Adapting Western Classics for the Chinese Stage (Hardback) book cover

Adapting Western Classics for the Chinese Stage

By Shouhua Qi

Routledge

192 pages

Purchasing Options:$ = USD
Hardback: 9781138214330
pub: 2018-08-03
$140.00
x
eBook (VitalSource) : 9781315446165
pub: 2018-08-06
from $27.48


FREE Standard Shipping!

Description

Adapting Western Classics for the Chinese Stage presents a comprehensive study of transnational, transcultural, and translingual adaptations of Western classics from the turn of the twentieth century to present-day China in the age of globalization. Supported by a wide range of in-depth research, this book

  • Examines the complex dynamics between texts, both dramatic and socio-historical; contexts, both domestic and international; and intertexts, Western classics and their Chinese reinterpretations in huaju and/or traditional Chinese xiqu;
  • Contemplates Chinese adaptations of a range of Western dramatic works, including Greek, English, Russian, and French;
  • Presents case studies of key Chinese adaptation endeavors, including the 1907 adaptation of Uncle Tom’s Cabin by the Spring Willow Society and the 1990 adaptation of Hamlet by Lin Zhaohua;
  • Lays out a history of uneasy convergence of East and West, complicated by tensions between divergent sociopolitical forces and cultural proclivities.

Drawing on disciplines and critical perspectives, including theatre and adaptation studies, comparative literature, translation studies, reception theory, post-colonialism, and intertextuality, this book is key reading for students and researchers in any of these fields.

Table of Contents

Prologue

1. First Contact: Early Chinese Encounters with Western Drama

2. Black Slave's Cry to Heaven, the Birth Cry of Modern Chinese Drama, and a Group of Post-’80s Amateurs in Search of a Director

3. Guess Who’s Coming: Brecht, Beckett, Miller, and the Revival of Modern Chinese Drama

4. Tragic Hero and Hero Tragedy: Reimagining Classic Greek Drama as Chinese Xiqu Today

5. Old Man Shakespeare, the All but Forgotten Shaw, and the Importance of Being Oscar Wilde

6. An Old "Mentor and Friend" from Afar: Adapting Classic Russian Drama for the Chinese Stage

7. The Tragic, the Comic, the Absurd, and the "Grand Feast" of French Classics

Epilogue

About the Author

Shouhua Qi is Distinguished Visiting Professor at the College of Liberal Arts, Yangzhou University and Professor and Chair of the Department of English at Western Connecticut State University.

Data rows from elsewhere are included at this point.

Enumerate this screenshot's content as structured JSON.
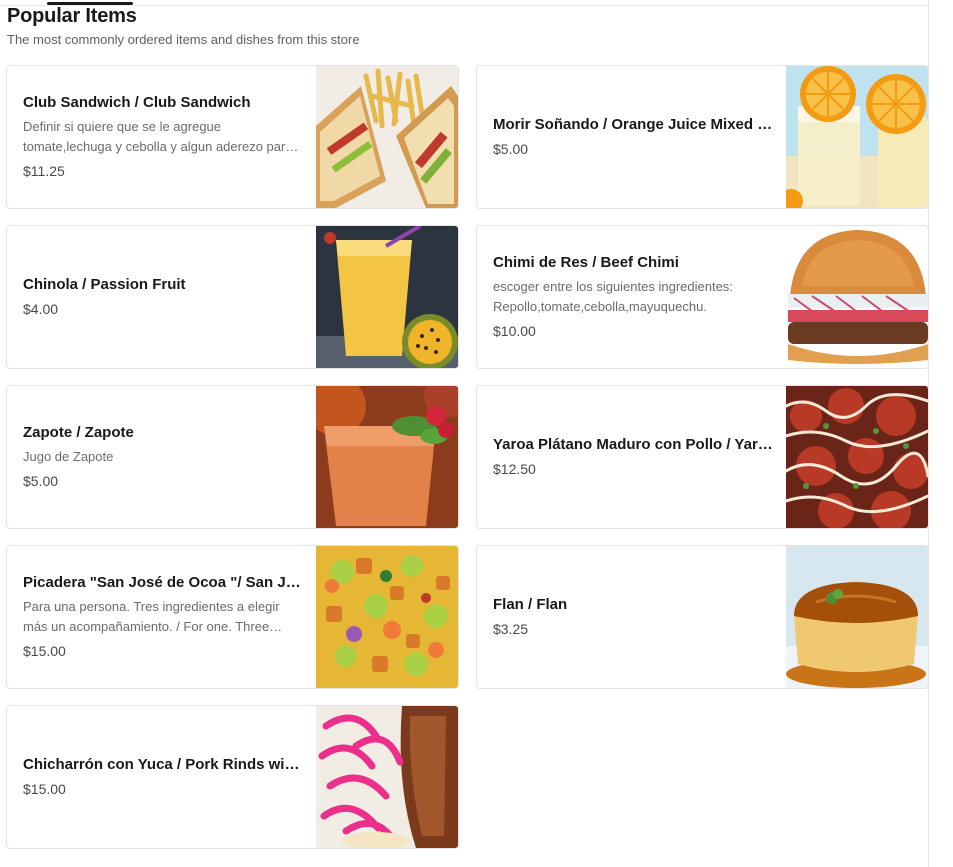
{
  "section": {
    "title": "Popular Items",
    "subtitle": "The most commonly ordered items and dishes from this store"
  },
  "items": [
    {
      "name": "Club Sandwich / Club Sandwich",
      "description": "Definir si quiere que se le agregue tomate,lechuga y cebolla y algun aderezo para acompañar.",
      "price": "$11.25",
      "image": "club-sandwich-photo"
    },
    {
      "name": "Morir Soñando / Orange Juice Mixed with Milk",
      "description": "",
      "price": "$5.00",
      "image": "orange-juice-photo"
    },
    {
      "name": "Chinola / Passion Fruit",
      "description": "",
      "price": "$4.00",
      "image": "passion-fruit-juice-photo"
    },
    {
      "name": "Chimi de Res / Beef Chimi",
      "description": "escoger entre los siguientes ingredientes: Repollo,tomate,cebolla,mayuquechu.",
      "price": "$10.00",
      "image": "beef-chimi-photo"
    },
    {
      "name": "Zapote / Zapote",
      "description": "Jugo de Zapote",
      "price": "$5.00",
      "image": "zapote-smoothie-photo"
    },
    {
      "name": "Yaroa Plátano Maduro con Pollo / Yaroa Sweet Plantain with Chicken",
      "description": "",
      "price": "$12.50",
      "image": "yaroa-photo"
    },
    {
      "name": "Picadera \"San José de Ocoa \"/ San José de Ocoa Platter",
      "description": "Para una persona. Tres ingredientes a elegir más un acompañamiento. / For one. Three ingredients of your choice plus a side.",
      "price": "$15.00",
      "image": "picadera-platter-photo"
    },
    {
      "name": "Flan / Flan",
      "description": "",
      "price": "$3.25",
      "image": "flan-photo"
    },
    {
      "name": "Chicharrón con Yuca / Pork Rinds with Yuca",
      "description": "",
      "price": "$15.00",
      "image": "chicharron-photo"
    }
  ],
  "colors": {
    "title": "#191919",
    "subtitle": "#606060",
    "description": "#6b6b6b",
    "price": "#494949",
    "card_border": "#e4e4e4"
  }
}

Subject Categories

BISAC Subject Codes/Headings:
PER011000
PERFORMING ARTS / Theater / General
PER011010
PERFORMING ARTS / Theater / Direction & Production
PER011040
PERFORMING ARTS / Theater / Stagecraft